ENTRIES SUPPLIED =

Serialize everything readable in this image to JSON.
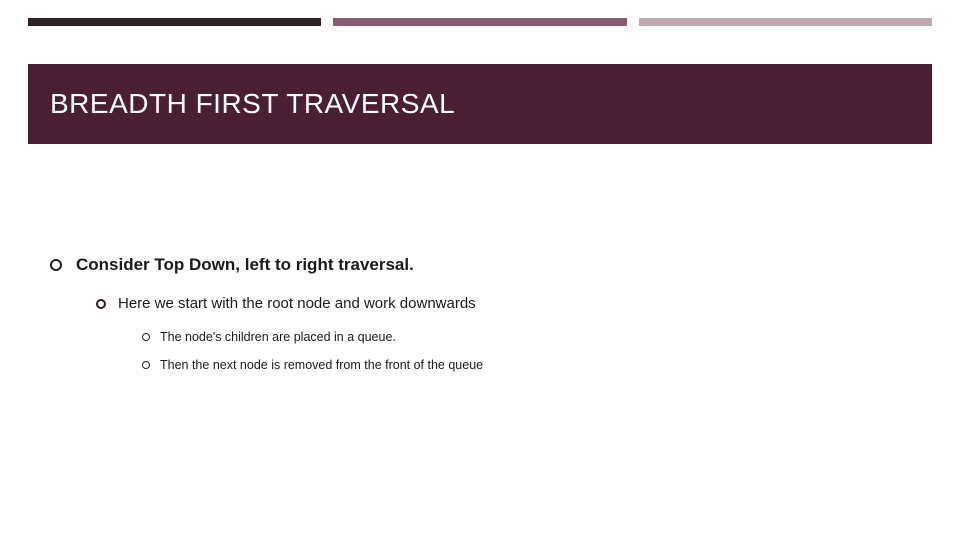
{
  "title": "BREADTH FIRST TRAVERSAL",
  "bullets": {
    "l1": "Consider Top Down, left to right traversal.",
    "l2": "Here we start with the root node and work downwards",
    "l3a": "The node's children are placed in a queue.",
    "l3b": "Then the next node is removed from the front of the queue"
  },
  "colors": {
    "seg1": "#2c2224",
    "seg2": "#8a5a73",
    "seg3": "#bfa8b5",
    "band": "#4a1f33"
  }
}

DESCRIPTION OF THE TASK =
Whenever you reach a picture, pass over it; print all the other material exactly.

WRITTEN RESPONSE =
Serialize everything readable in this image to JSON.
{
  "title": "BREADTH FIRST TRAVERSAL",
  "bullets": {
    "l1": "Consider Top Down, left to right traversal.",
    "l2": "Here we start with the root node and work downwards",
    "l3a": "The node's children are placed in a queue.",
    "l3b": "Then the next node is removed from the front of the queue"
  },
  "colors": {
    "seg1": "#2c2224",
    "seg2": "#8a5a73",
    "seg3": "#bfa8b5",
    "band": "#4a1f33"
  }
}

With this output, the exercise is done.